_Task details_:
The full set of entries must be copied exactly.

* * *

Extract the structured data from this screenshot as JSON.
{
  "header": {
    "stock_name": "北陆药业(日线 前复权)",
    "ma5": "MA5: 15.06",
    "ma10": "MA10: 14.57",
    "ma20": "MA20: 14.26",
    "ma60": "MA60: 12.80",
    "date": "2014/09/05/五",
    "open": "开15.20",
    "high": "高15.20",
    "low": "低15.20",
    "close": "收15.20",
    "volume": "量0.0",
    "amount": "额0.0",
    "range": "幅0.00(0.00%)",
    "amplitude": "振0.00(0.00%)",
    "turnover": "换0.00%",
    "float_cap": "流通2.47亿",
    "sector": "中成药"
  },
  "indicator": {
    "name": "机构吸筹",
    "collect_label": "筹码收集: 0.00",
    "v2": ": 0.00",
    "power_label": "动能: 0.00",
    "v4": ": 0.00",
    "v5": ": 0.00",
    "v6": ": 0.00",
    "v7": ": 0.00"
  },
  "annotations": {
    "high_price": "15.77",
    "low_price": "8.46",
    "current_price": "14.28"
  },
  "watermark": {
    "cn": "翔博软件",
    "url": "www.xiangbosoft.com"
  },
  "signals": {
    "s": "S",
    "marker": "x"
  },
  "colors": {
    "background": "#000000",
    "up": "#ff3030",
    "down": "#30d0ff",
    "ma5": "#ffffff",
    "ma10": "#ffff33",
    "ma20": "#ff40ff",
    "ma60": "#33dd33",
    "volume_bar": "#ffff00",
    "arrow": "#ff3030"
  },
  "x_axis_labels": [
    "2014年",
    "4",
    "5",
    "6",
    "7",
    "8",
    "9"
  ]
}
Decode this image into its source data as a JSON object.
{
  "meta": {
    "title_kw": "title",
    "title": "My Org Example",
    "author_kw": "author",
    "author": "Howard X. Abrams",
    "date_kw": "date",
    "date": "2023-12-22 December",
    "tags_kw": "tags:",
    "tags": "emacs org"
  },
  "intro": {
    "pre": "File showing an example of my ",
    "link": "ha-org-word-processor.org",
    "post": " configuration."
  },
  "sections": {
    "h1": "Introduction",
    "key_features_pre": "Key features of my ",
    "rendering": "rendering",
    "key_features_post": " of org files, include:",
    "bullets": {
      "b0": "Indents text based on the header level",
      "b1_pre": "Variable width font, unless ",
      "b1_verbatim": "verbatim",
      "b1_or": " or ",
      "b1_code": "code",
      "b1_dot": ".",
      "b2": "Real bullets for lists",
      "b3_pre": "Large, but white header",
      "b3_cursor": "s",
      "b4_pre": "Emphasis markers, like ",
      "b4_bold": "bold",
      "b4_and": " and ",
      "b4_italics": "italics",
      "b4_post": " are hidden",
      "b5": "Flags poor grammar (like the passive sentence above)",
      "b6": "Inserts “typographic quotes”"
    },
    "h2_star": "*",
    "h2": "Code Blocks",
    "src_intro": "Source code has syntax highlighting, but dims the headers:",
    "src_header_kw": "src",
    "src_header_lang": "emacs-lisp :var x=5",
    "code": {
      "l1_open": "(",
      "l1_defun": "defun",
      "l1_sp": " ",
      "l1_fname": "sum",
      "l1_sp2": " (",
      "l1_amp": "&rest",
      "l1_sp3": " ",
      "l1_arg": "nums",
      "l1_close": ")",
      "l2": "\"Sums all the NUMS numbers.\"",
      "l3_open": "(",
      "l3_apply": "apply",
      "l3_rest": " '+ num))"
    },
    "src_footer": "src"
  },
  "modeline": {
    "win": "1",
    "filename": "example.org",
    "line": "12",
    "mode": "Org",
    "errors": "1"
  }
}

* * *

_Answer space_:
Extract the structured data from this screenshot as JSON.
{
  "header": {
    "stock_name": "北陆药业(日线 前复权)",
    "ma5": "MA5: 15.06",
    "ma10": "MA10: 14.57",
    "ma20": "MA20: 14.26",
    "ma60": "MA60: 12.80",
    "date": "2014/09/05/五",
    "open": "开15.20",
    "high": "高15.20",
    "low": "低15.20",
    "close": "收15.20",
    "volume": "量0.0",
    "amount": "额0.0",
    "range": "幅0.00(0.00%)",
    "amplitude": "振0.00(0.00%)",
    "turnover": "换0.00%",
    "float_cap": "流通2.47亿",
    "sector": "中成药"
  },
  "indicator": {
    "name": "机构吸筹",
    "collect_label": "筹码收集: 0.00",
    "v2": ": 0.00",
    "power_label": "动能: 0.00",
    "v4": ": 0.00",
    "v5": ": 0.00",
    "v6": ": 0.00",
    "v7": ": 0.00"
  },
  "annotations": {
    "high_price": "15.77",
    "low_price": "8.46",
    "current_price": "14.28"
  },
  "watermark": {
    "cn": "翔博软件",
    "url": "www.xiangbosoft.com"
  },
  "signals": {
    "s": "S",
    "marker": "x"
  },
  "colors": {
    "background": "#000000",
    "up": "#ff3030",
    "down": "#30d0ff",
    "ma5": "#ffffff",
    "ma10": "#ffff33",
    "ma20": "#ff40ff",
    "ma60": "#33dd33",
    "volume_bar": "#ffff00",
    "arrow": "#ff3030"
  },
  "x_axis_labels": [
    "2014年",
    "4",
    "5",
    "6",
    "7",
    "8",
    "9"
  ]
}
Decode this image into its source data as a JSON object.
{
  "meta": {
    "title_kw": "title",
    "title": "My Org Example",
    "author_kw": "author",
    "author": "Howard X. Abrams",
    "date_kw": "date",
    "date": "2023-12-22 December",
    "tags_kw": "tags:",
    "tags": "emacs org"
  },
  "intro": {
    "pre": "File showing an example of my ",
    "link": "ha-org-word-processor.org",
    "post": " configuration."
  },
  "sections": {
    "h1": "Introduction",
    "key_features_pre": "Key features of my ",
    "rendering": "rendering",
    "key_features_post": " of org files, include:",
    "bullets": {
      "b0": "Indents text based on the header level",
      "b1_pre": "Variable width font, unless ",
      "b1_verbatim": "verbatim",
      "b1_or": " or ",
      "b1_code": "code",
      "b1_dot": ".",
      "b2": "Real bullets for lists",
      "b3_pre": "Large, but white header",
      "b3_cursor": "s",
      "b4_pre": "Emphasis markers, like ",
      "b4_bold": "bold",
      "b4_and": " and ",
      "b4_italics": "italics",
      "b4_post": " are hidden",
      "b5": "Flags poor grammar (like the passive sentence above)",
      "b6": "Inserts “typographic quotes”"
    },
    "h2_star": "*",
    "h2": "Code Blocks",
    "src_intro": "Source code has syntax highlighting, but dims the headers:",
    "src_header_kw": "src",
    "src_header_lang": "emacs-lisp :var x=5",
    "code": {
      "l1_open": "(",
      "l1_defun": "defun",
      "l1_sp": " ",
      "l1_fname": "sum",
      "l1_sp2": " (",
      "l1_amp": "&rest",
      "l1_sp3": " ",
      "l1_arg": "nums",
      "l1_close": ")",
      "l2": "\"Sums all the NUMS numbers.\"",
      "l3_open": "(",
      "l3_apply": "apply",
      "l3_rest": " '+ num))"
    },
    "src_footer": "src"
  },
  "modeline": {
    "win": "1",
    "filename": "example.org",
    "line": "12",
    "mode": "Org",
    "errors": "1"
  }
}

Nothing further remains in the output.